Catherine was one of the amazing senior women I met my first semester at Notre Dame; women that did things I thought only people in magazines did, like volunteer in orphanages in Honduras or study in Jerusalem. Catherine had just spent the summer at a Catholic Worker house, when I met her, and was eager to get back after graduation. She now lives around the corner from me 20 years later, and a month after her third child was born, she was diagnosed with cholangiocarcinoma.
CHOLANGIOCARCINOMA FOUNDATION wrote:

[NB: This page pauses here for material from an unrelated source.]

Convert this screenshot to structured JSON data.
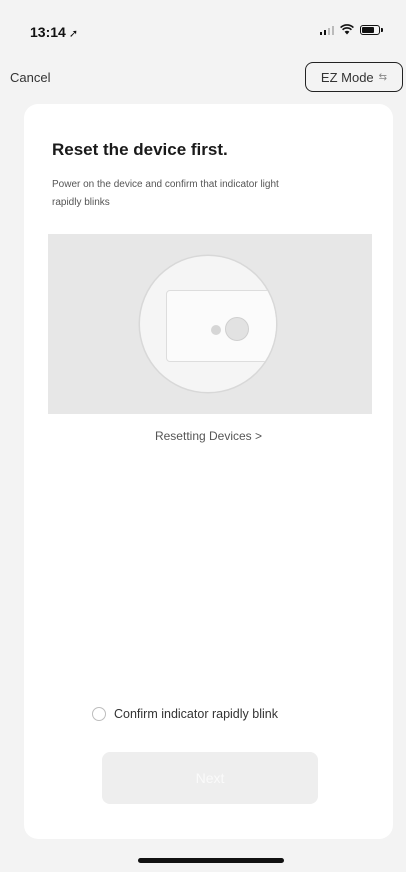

The Cholangiocarcinoma Foundation is the only non-profit organization in North America exclusively dedicated to finding a cure and improving the quality of life for those affected by cholangiocarcinoma (bile duct cancer). Approximately 7,000 people in the United States are diagnosed each year with this hard-to-diagnose, difficult-to-treat, fatal type of cancer. Cholangiocarcinoma is a rare but deadly cancer that has very little name recognition or awareness. Due to this lack of visibility, it is often overlooked as symptoms can mimic those of other illnesses and diagnosis comes too late. Conventional cancer treatments remain ineffective against cholangiocarcinoma, and most people diagnosed with advanced disease have less than a 5% chance of surviving at least five years. While almost 2 out of 3 people with bile duct cancer are 65 or older, people of nearly any age can be diagnosed. There has been an alarming increase in the past decade of young individuals being diagnosed in their 20’s, 30’s or 40’s. Your support of Team CCF will significantly enhance awareness and recognition of bile duct cancer and raise critical funds for research, outreach and education to serve all those affected by cholangiocarcinoma. For more information, visit www.cholangiocarcinoma.org